As I outline in a new monograph, the United States should examine how it could develop long-duration, persistent – but not permanent, at least not initially – basing arrangements in countries like Australia and the Philippines, which could involve shifting U.S. Army forces currently stationed in Northeast Asia. The Marines have been experimenting with six-month rotations in Australia, and they have received a surprisingly positive reception. Meanwhile, the United States recently concluded an agreement to make use of bases in the Philippines for military-to-military engagement. These are both steps in the right direction that Washington should seek to leverage for Army-to-Army activities as well, given the importance of armies in the military forces of the Pacific and the unique roles played by the U.S. Army in land force-centric engagement and confidence-building activities.
If reconfigured, the forward-based Army presence in the Indo- Pacific could help achieve U.S. objectives more effectively and more efficiently. Effectiveness would be increased through more regular, longer duration engagement with critical allies and partners like Australia, India, the Philippines, Indonesia, Malaysia, Thailand, and Vietnam, while still deterring conflict on the Korean Peninsula. And the United States would get a better return on its investment by reducing the recurring transportation costs associated with today’s practice of sending U.S.- based units to conduct most of the short-duration annual exercises and training events in the Indo- Pacific..
Changing the U.S. Army’s forward posture in East Asia involves overcoming several hurdles. These include the challenge of reassuring South Korea and Japan of the U.S. commitment to their security even as the number of U.S. soldiers based in those countries decreases, the difficulty of negotiating basing agreements and/or cost mitigation arrangements, budgetary challenges in terms of funding any necessary initial infrastructure investments, and the need to allay Chinese fears of containment and encirclement.

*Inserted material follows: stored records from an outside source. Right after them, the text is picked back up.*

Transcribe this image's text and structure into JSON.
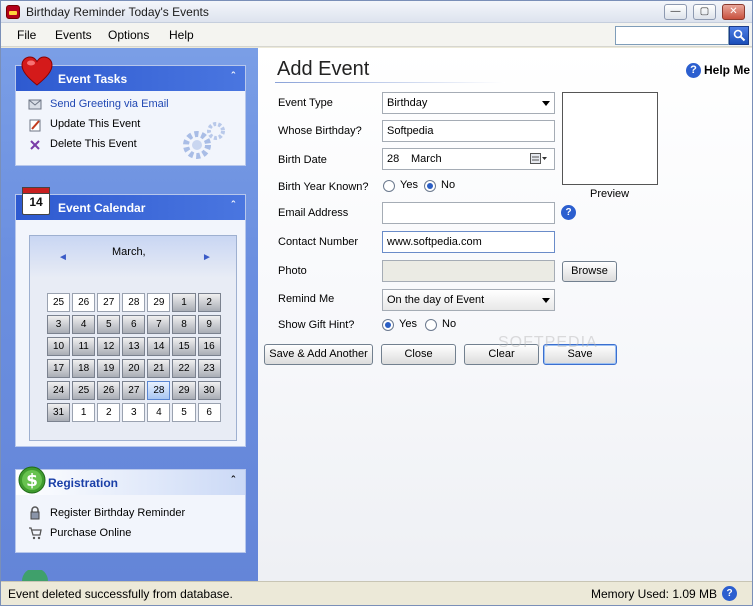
{
  "window": {
    "title": "Birthday Reminder Today's Events",
    "minimize_glyph": "—",
    "maximize_glyph": "▢",
    "close_glyph": "✕"
  },
  "menu": [
    "File",
    "Events",
    "Options",
    "Help"
  ],
  "search": {
    "placeholder": ""
  },
  "sidebar": {
    "event_tasks": {
      "title": "Event Tasks",
      "collapse_glyph": "ˆ",
      "items": [
        {
          "label": "Send Greeting via Email",
          "icon": "email-greeting-icon"
        },
        {
          "label": "Update This Event",
          "icon": "edit-icon"
        },
        {
          "label": "Delete This Event",
          "icon": "delete-icon"
        }
      ]
    },
    "event_calendar": {
      "title": "Event Calendar",
      "icon_day": "14",
      "collapse_glyph": "ˆ",
      "month_label": "March,",
      "prev_glyph": "◄",
      "next_glyph": "►",
      "days": [
        {
          "d": "25",
          "s": "white"
        },
        {
          "d": "26",
          "s": "white"
        },
        {
          "d": "27",
          "s": "white"
        },
        {
          "d": "28",
          "s": "white"
        },
        {
          "d": "29",
          "s": "white"
        },
        {
          "d": "1",
          "s": "gray"
        },
        {
          "d": "2",
          "s": "gray"
        },
        {
          "d": "3",
          "s": "gray"
        },
        {
          "d": "4",
          "s": "gray"
        },
        {
          "d": "5",
          "s": "gray"
        },
        {
          "d": "6",
          "s": "gray"
        },
        {
          "d": "7",
          "s": "gray"
        },
        {
          "d": "8",
          "s": "gray"
        },
        {
          "d": "9",
          "s": "gray"
        },
        {
          "d": "10",
          "s": "gray"
        },
        {
          "d": "11",
          "s": "gray"
        },
        {
          "d": "12",
          "s": "gray"
        },
        {
          "d": "13",
          "s": "gray"
        },
        {
          "d": "14",
          "s": "gray"
        },
        {
          "d": "15",
          "s": "gray"
        },
        {
          "d": "16",
          "s": "gray"
        },
        {
          "d": "17",
          "s": "gray"
        },
        {
          "d": "18",
          "s": "gray"
        },
        {
          "d": "19",
          "s": "gray"
        },
        {
          "d": "20",
          "s": "gray"
        },
        {
          "d": "21",
          "s": "gray"
        },
        {
          "d": "22",
          "s": "gray"
        },
        {
          "d": "23",
          "s": "gray"
        },
        {
          "d": "24",
          "s": "gray"
        },
        {
          "d": "25",
          "s": "gray"
        },
        {
          "d": "26",
          "s": "gray"
        },
        {
          "d": "27",
          "s": "gray"
        },
        {
          "d": "28",
          "s": "today"
        },
        {
          "d": "29",
          "s": "gray"
        },
        {
          "d": "30",
          "s": "gray"
        },
        {
          "d": "31",
          "s": "gray"
        },
        {
          "d": "1",
          "s": "white"
        },
        {
          "d": "2",
          "s": "white"
        },
        {
          "d": "3",
          "s": "white"
        },
        {
          "d": "4",
          "s": "white"
        },
        {
          "d": "5",
          "s": "white"
        },
        {
          "d": "6",
          "s": "white"
        }
      ]
    },
    "registration": {
      "title": "Registration",
      "collapse_glyph": "ˆ",
      "items": [
        {
          "label": "Register Birthday Reminder",
          "icon": "lock-icon"
        },
        {
          "label": "Purchase Online",
          "icon": "cart-icon"
        }
      ]
    }
  },
  "form": {
    "title": "Add Event",
    "help_label": "Help Me",
    "help_glyph": "?",
    "event_type": {
      "label": "Event Type",
      "value": "Birthday"
    },
    "whose_birthday": {
      "label": "Whose Birthday?",
      "value": "Softpedia"
    },
    "birth_date": {
      "label": "Birth Date",
      "day": "28",
      "month": "March"
    },
    "birth_year_known": {
      "label": "Birth Year Known?",
      "yes": "Yes",
      "no": "No",
      "selected": "no"
    },
    "email": {
      "label": "Email Address",
      "value": ""
    },
    "contact": {
      "label": "Contact Number",
      "value": "www.softpedia.com"
    },
    "photo": {
      "label": "Photo",
      "value": "",
      "browse_label": "Browse"
    },
    "remind_me": {
      "label": "Remind Me",
      "value": "On the day of Event"
    },
    "gift_hint": {
      "label": "Show Gift Hint?",
      "yes": "Yes",
      "no": "No",
      "selected": "yes"
    },
    "preview_label": "Preview",
    "buttons": {
      "save_add": "Save & Add Another",
      "close": "Close",
      "clear": "Clear",
      "save": "Save"
    },
    "watermark": "SOFTPEDIA"
  },
  "status": {
    "message": "Event deleted successfully from database.",
    "memory": "Memory Used: 1.09 MB",
    "memory_glyph": "?"
  },
  "colors": {
    "accent": "#2e5ad0",
    "sidebar": "#6b8fe0",
    "window": "#ece9d8"
  }
}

Although difficult, these challenges are not necessarily insurmountable. For instance, countries across the Indo- Pacific theater, including some that have long viewed the United States with suspicion, are coming to increasingly value the offshore balancing role Washington can play vis-à-vis China. Additionally, the one-time infrastructure investment costs associated with any new U.S. forward presence in the Indo- Pacific will be more than offset over of the years as a result of the savings gained from reduced transportation costs. Finally, Washington can work to explain to Beijing how a transparently reconfigured U.S. presence in East Asia actually benefits China by acting as a pacifier for the more aggressive impulses of American allies and partners in the region, and by reassuring leaders in those same countries that as China rises, the United States will remain a steadfast partner.
There are no guarantees that the United States will succeed in overcoming all of the potential difficulties associated with a reconfigured Army presence in the Indo- Pacific, but to avoid trying would severely limit the effectiveness and efficiency of the Army’s contribution to broader U.S. national security goals.
John R. Deni is a Research Professor at the Strategic Studies Institute (SSI). You can follow him on Twitter at @JohnRDeni. This op-ed is based upon a recently published monograph entitled, “The Future of American Landpower: Does Forward Presence Still Matter? The Case of the Army in the Pacific.” The views expressed are the author’s alone, and do not necessarily reflect the views of the U.S. Government, the Department of Defense, or the U.S. Army.